The first sound heard on Vagabon's debut album Infinite Worlds is Laetitia Tamko's voice. Equal parts smoky croon and swooping shout, her vocals hook listeners right away and don't let go until the final notes of the album trail away. In between the opening indie rock-heavy "The Embers," which features grinding guitars and the kind of early-'90s dynamics that would make Tsunami proud, and the last song, "Alive and Well," a haunted indie folk ballad, Tamko takes on a wide range of styles and sounds. From electro folk ("Fear & Force"), surging punk pop ("Minneapolis"), and strangled post-punk ("100 Years") to waltzing indie pop ("Cleaning House") and drifting ambient electronic pop ("Mal á L'aise"), she pretty much gets everything she tries right; matching her intoxicating vocals with strong melodies and simple, but very sturdy, songs. Tamko makes most of the music on the album herself, playing guitar, drums, and keys with enthusiasm and skill.
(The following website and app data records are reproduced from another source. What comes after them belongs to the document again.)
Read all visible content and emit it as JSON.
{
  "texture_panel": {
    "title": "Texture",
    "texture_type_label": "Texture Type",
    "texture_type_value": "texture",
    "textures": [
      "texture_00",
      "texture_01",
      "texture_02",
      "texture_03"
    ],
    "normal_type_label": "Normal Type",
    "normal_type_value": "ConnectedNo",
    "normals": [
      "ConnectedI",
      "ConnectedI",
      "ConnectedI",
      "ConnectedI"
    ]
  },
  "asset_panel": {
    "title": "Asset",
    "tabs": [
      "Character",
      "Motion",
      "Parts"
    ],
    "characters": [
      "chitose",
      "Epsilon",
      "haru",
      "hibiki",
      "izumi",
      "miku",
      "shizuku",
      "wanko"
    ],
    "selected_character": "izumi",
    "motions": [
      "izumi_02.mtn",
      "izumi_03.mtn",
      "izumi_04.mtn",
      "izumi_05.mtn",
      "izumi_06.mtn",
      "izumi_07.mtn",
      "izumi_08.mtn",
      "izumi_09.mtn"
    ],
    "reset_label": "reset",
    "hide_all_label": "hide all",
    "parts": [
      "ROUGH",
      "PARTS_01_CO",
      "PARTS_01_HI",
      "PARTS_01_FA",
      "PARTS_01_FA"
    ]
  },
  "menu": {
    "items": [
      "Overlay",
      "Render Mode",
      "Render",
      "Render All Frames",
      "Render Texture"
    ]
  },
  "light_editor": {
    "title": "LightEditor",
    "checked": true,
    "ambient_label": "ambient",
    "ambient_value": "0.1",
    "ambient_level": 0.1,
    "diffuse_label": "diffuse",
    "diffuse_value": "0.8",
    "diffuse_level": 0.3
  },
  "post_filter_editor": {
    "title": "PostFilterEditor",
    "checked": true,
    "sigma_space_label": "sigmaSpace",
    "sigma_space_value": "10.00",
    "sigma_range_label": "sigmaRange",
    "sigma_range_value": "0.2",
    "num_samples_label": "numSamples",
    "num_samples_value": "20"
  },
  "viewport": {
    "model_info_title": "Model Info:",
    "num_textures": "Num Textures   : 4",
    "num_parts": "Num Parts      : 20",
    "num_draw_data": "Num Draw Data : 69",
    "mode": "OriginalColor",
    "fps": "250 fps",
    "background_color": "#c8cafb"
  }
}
The few ringers who help out don't do much to sully the home-cooked feel of the album or make it sound any less intimate. Infinite Worlds is an inward-looking album, perfect for soundtracking quiet evenings spent pondering life choices and wondering what it all means. Tamko sounds like she's done plenty of each and that comes through clearly in her vocals, the expansive nature of her melodies, and the overall restless and questing spirit of the album. It's a very promising debut that definitely positions Vagabon as one to watch in the future.
AllMusic Review by Tim Sendra